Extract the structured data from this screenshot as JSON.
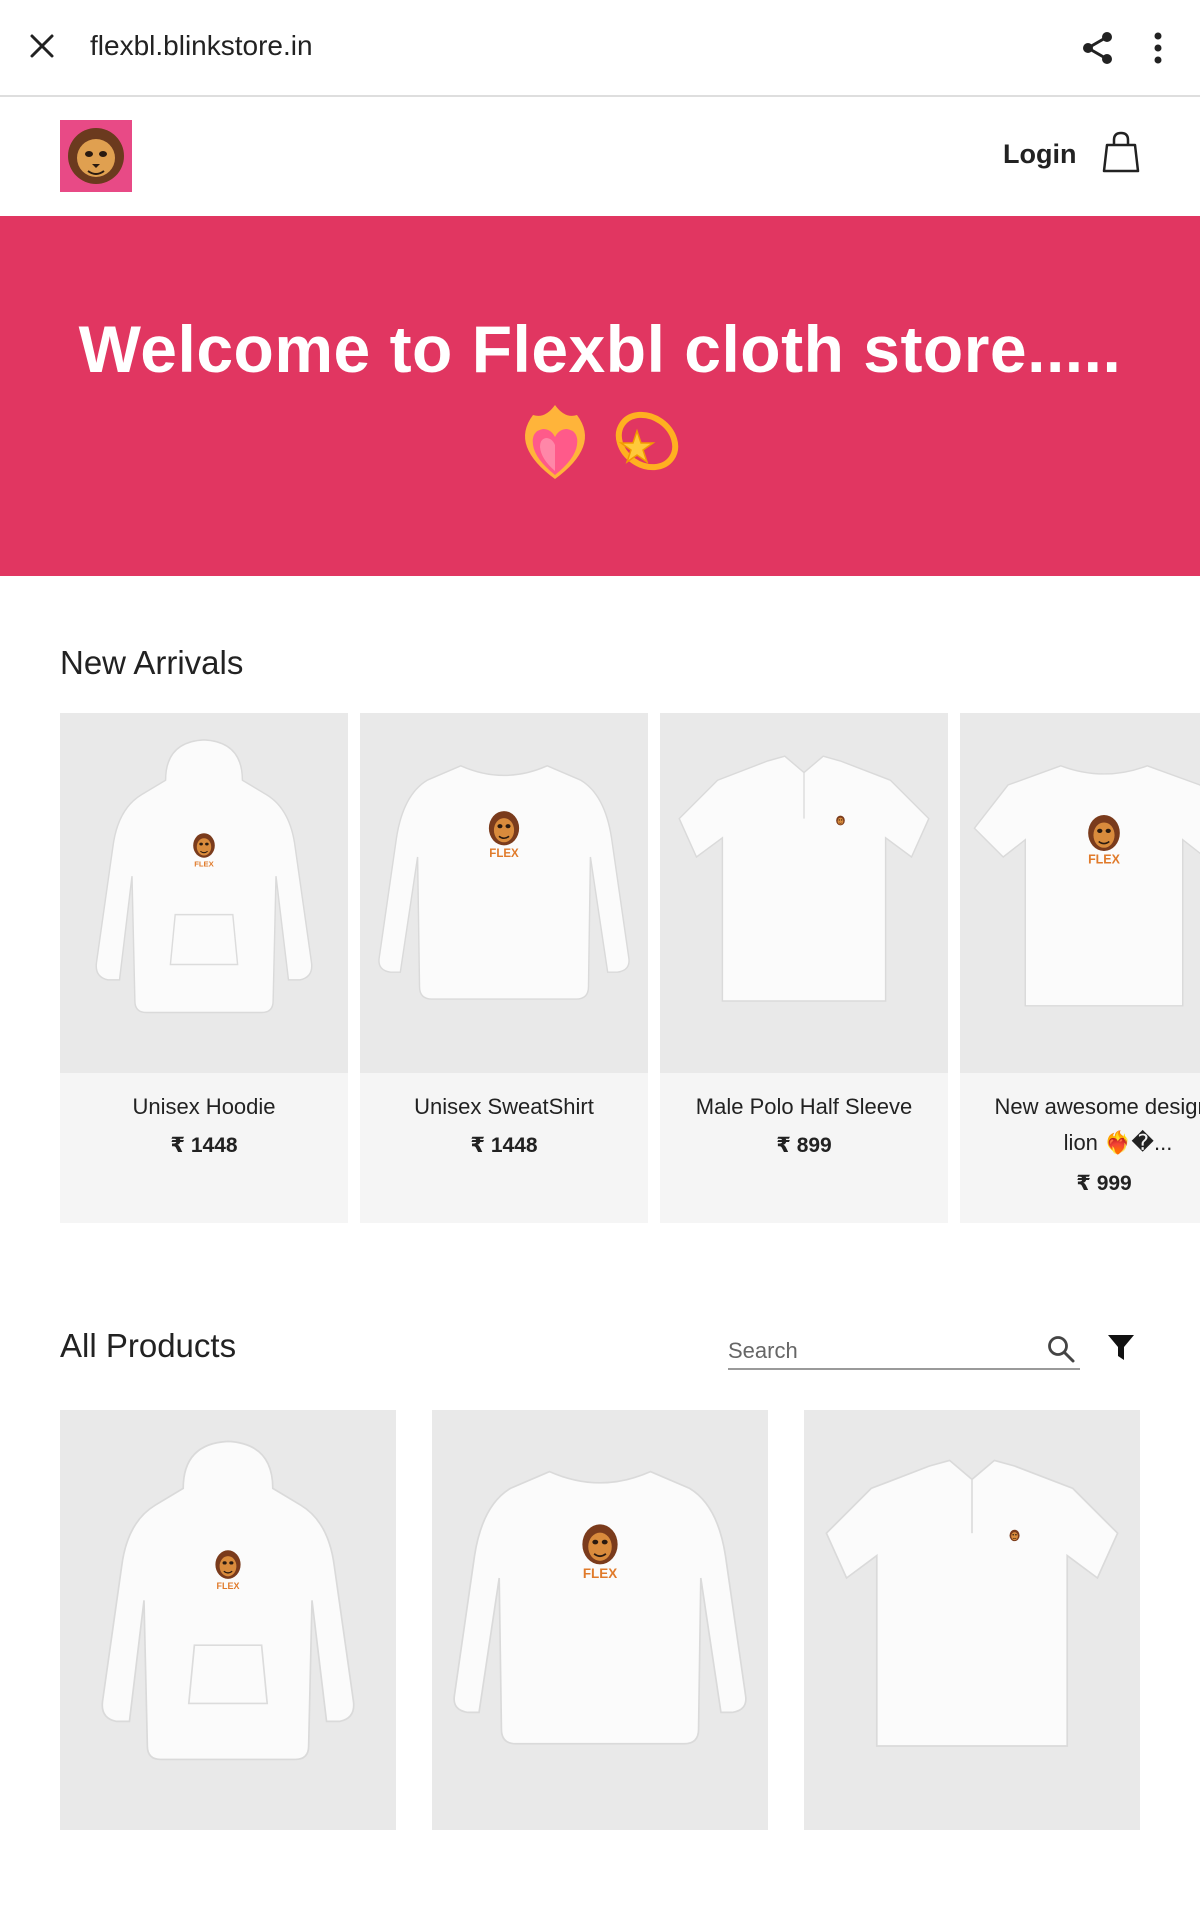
{
  "browser": {
    "url": "flexbl.blinkstore.in",
    "icons": {
      "close": "close-icon",
      "share": "share-icon",
      "menu": "more-vert-icon"
    }
  },
  "header": {
    "logo": "lion-logo",
    "login_label": "Login",
    "cart_icon": "shopping-bag-icon"
  },
  "banner": {
    "title": "Welcome to Flexbl cloth store.....",
    "emoji": [
      "❤️‍🔥",
      "💫"
    ],
    "background": "#e13661"
  },
  "new_arrivals": {
    "title": "New Arrivals",
    "products": [
      {
        "name": "Unisex Hoodie",
        "price": "₹ 1448",
        "type": "hoodie"
      },
      {
        "name": "Unisex SweatShirt",
        "price": "₹ 1448",
        "type": "sweatshirt"
      },
      {
        "name": "Male Polo Half Sleeve",
        "price": "₹ 899",
        "type": "polo"
      },
      {
        "name": "New awesome design for lion ❤️‍🔥�...",
        "price": "₹ 999",
        "type": "tshirt"
      }
    ]
  },
  "all_products": {
    "title": "All Products",
    "search_placeholder": "Search",
    "filter_icon": "filter-icon",
    "products": [
      {
        "type": "hoodie"
      },
      {
        "type": "sweatshirt"
      },
      {
        "type": "polo"
      }
    ]
  },
  "print_text": "FLEX",
  "colors": {
    "accent": "#e13661",
    "logo_bg": "#e84a86",
    "card_bg": "#f5f5f5",
    "image_bg": "#e9e9e9"
  }
}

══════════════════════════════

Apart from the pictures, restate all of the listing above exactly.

Extract the structured data from this screenshot as JSON.
{
  "browser": {
    "url": "flexbl.blinkstore.in",
    "icons": {
      "close": "close-icon",
      "share": "share-icon",
      "menu": "more-vert-icon"
    }
  },
  "header": {
    "logo": "lion-logo",
    "login_label": "Login",
    "cart_icon": "shopping-bag-icon"
  },
  "banner": {
    "title": "Welcome to Flexbl cloth store.....",
    "emoji": [
      "❤️‍🔥",
      "💫"
    ],
    "background": "#e13661"
  },
  "new_arrivals": {
    "title": "New Arrivals",
    "products": [
      {
        "name": "Unisex Hoodie",
        "price": "₹ 1448",
        "type": "hoodie"
      },
      {
        "name": "Unisex SweatShirt",
        "price": "₹ 1448",
        "type": "sweatshirt"
      },
      {
        "name": "Male Polo Half Sleeve",
        "price": "₹ 899",
        "type": "polo"
      },
      {
        "name": "New awesome design for lion ❤️‍🔥�...",
        "price": "₹ 999",
        "type": "tshirt"
      }
    ]
  },
  "all_products": {
    "title": "All Products",
    "search_placeholder": "Search",
    "filter_icon": "filter-icon",
    "products": [
      {
        "type": "hoodie"
      },
      {
        "type": "sweatshirt"
      },
      {
        "type": "polo"
      }
    ]
  },
  "print_text": "FLEX",
  "colors": {
    "accent": "#e13661",
    "logo_bg": "#e84a86",
    "card_bg": "#f5f5f5",
    "image_bg": "#e9e9e9"
  }
}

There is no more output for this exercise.